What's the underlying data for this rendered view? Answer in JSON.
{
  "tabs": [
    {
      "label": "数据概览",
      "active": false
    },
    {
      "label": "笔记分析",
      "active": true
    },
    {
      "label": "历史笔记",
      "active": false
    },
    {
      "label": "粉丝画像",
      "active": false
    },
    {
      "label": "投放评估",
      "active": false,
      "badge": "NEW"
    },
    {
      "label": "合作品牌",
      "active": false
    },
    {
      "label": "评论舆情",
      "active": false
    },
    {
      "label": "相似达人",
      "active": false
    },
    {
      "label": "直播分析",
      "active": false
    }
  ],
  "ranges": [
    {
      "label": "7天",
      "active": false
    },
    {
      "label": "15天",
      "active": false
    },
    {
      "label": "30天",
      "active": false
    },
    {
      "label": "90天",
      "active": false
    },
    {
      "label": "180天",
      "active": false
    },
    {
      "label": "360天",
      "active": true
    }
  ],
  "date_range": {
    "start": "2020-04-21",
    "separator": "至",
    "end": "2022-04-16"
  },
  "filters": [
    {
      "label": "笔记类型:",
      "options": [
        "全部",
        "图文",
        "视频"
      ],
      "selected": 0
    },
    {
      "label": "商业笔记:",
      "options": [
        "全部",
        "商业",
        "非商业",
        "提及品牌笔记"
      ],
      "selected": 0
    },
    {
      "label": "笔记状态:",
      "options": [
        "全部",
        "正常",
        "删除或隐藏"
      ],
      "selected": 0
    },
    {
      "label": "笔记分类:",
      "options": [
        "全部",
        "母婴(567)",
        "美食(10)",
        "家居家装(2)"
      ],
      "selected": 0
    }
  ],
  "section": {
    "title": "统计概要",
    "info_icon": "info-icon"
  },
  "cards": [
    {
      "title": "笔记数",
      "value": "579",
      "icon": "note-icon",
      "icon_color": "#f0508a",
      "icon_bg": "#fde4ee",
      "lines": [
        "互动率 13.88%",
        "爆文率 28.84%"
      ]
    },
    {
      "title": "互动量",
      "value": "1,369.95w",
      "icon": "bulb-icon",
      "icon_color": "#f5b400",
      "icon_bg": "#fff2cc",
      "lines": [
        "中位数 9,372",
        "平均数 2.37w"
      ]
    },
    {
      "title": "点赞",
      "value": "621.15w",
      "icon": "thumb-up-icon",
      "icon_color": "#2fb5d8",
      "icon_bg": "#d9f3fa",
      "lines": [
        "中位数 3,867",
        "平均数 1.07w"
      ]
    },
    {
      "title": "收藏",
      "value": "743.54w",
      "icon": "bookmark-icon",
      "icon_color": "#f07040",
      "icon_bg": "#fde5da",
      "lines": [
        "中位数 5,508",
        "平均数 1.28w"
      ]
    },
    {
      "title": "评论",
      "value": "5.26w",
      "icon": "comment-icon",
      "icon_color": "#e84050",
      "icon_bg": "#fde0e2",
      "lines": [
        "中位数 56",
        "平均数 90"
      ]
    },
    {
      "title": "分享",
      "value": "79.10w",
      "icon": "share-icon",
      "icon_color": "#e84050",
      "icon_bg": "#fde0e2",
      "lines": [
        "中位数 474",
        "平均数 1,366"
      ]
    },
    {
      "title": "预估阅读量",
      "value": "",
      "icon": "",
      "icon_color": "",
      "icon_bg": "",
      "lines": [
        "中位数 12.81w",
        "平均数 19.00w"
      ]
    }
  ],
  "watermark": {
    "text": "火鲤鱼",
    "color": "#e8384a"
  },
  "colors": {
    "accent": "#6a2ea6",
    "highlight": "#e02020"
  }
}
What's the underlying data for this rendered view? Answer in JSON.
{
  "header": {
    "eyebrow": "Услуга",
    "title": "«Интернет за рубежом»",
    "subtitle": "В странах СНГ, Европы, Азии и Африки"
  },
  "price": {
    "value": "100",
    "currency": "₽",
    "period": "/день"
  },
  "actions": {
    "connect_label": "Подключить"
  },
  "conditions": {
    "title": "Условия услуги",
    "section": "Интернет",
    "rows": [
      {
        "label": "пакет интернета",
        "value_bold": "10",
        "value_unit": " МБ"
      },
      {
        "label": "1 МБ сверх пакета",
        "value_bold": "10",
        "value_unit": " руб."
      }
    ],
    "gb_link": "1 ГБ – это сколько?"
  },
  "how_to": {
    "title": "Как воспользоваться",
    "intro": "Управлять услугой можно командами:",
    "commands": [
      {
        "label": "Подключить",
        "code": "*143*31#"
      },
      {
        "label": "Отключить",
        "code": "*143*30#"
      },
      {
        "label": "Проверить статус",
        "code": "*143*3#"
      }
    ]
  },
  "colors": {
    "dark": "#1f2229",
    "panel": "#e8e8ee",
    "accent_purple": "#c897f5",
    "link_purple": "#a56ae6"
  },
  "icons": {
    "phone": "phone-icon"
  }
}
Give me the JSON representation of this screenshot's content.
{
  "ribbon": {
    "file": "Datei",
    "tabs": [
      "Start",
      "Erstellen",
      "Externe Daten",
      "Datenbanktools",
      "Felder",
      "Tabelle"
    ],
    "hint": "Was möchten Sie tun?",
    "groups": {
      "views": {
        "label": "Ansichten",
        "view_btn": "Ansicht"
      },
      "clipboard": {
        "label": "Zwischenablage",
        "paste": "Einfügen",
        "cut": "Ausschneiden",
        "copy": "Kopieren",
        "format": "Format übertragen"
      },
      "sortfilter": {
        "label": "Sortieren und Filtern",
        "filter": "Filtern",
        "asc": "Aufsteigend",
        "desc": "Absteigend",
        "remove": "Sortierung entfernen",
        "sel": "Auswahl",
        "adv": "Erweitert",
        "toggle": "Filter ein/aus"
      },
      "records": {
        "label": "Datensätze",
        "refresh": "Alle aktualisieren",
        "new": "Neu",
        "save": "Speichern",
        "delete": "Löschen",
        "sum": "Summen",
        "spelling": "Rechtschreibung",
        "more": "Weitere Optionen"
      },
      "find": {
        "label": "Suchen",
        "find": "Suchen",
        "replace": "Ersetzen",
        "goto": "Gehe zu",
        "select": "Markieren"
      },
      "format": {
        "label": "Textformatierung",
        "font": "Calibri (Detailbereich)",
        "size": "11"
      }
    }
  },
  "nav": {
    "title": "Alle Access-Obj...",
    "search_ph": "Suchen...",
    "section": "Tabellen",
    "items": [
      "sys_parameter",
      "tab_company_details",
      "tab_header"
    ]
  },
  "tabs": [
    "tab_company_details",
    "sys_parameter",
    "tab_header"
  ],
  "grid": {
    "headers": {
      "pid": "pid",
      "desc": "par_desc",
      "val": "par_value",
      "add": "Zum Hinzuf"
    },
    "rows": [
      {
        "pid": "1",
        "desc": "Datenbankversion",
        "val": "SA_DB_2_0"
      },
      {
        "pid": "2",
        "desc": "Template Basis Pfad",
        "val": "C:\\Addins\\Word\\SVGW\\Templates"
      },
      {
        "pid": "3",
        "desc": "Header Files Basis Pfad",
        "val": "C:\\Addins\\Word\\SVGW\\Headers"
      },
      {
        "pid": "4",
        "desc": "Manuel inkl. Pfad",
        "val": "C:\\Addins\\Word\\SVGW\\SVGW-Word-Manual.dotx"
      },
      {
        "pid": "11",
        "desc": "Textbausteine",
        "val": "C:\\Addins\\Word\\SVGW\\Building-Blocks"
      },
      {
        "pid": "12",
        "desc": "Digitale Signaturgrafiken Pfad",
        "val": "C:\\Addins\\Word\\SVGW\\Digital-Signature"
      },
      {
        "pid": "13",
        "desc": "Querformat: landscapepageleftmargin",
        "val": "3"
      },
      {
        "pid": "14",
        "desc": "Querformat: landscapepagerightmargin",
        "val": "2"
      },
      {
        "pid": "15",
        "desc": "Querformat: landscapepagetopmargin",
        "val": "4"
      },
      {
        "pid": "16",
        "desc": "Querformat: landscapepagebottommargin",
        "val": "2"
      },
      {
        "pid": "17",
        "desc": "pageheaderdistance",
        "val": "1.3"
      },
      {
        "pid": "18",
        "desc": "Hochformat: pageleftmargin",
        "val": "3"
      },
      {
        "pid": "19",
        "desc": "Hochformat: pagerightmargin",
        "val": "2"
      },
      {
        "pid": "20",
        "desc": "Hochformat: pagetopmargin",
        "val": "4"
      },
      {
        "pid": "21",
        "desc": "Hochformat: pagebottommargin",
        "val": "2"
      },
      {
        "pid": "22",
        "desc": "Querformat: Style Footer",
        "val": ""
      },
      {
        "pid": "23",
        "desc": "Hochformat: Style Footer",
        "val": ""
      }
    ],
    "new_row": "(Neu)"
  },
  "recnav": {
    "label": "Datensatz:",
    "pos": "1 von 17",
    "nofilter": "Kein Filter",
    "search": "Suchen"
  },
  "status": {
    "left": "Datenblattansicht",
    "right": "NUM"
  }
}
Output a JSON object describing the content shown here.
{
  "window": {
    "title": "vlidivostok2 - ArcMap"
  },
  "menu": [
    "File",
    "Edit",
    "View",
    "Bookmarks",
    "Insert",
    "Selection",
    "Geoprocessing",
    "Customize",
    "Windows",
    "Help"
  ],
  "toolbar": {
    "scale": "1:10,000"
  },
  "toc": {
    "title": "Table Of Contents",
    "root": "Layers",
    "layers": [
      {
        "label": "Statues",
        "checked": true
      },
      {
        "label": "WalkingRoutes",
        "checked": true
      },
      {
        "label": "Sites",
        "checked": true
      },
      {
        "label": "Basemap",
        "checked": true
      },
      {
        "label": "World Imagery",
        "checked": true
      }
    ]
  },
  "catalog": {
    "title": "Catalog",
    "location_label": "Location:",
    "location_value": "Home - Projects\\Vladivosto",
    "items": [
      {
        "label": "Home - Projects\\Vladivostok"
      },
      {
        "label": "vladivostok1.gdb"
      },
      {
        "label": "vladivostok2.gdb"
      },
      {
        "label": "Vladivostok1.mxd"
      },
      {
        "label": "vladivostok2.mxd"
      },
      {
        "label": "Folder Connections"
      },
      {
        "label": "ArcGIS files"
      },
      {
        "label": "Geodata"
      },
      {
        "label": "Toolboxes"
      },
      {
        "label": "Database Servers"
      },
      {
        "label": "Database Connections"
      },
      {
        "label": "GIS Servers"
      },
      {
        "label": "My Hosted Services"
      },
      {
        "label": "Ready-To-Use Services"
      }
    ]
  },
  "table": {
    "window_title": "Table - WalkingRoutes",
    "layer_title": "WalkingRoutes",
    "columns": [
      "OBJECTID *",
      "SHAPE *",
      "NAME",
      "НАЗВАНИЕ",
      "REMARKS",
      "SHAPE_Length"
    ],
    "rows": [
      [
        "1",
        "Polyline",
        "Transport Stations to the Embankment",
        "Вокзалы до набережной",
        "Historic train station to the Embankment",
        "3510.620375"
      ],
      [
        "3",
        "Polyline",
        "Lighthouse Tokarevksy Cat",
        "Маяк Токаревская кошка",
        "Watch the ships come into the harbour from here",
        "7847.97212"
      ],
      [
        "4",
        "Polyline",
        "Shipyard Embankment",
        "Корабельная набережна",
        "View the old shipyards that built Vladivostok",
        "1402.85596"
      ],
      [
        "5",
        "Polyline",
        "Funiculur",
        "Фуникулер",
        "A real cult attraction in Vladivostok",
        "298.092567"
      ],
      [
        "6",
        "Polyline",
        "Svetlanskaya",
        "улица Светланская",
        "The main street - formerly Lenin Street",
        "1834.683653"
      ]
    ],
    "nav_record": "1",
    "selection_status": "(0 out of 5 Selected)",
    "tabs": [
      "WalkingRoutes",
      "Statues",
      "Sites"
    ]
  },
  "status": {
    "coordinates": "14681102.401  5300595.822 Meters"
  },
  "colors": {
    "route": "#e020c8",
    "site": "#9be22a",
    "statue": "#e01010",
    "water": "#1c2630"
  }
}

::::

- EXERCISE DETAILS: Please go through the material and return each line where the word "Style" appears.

- WRITTEN ANSWER:
        "desc": "Querformat: Style Footer",
        "desc": "Hochformat: Style Footer",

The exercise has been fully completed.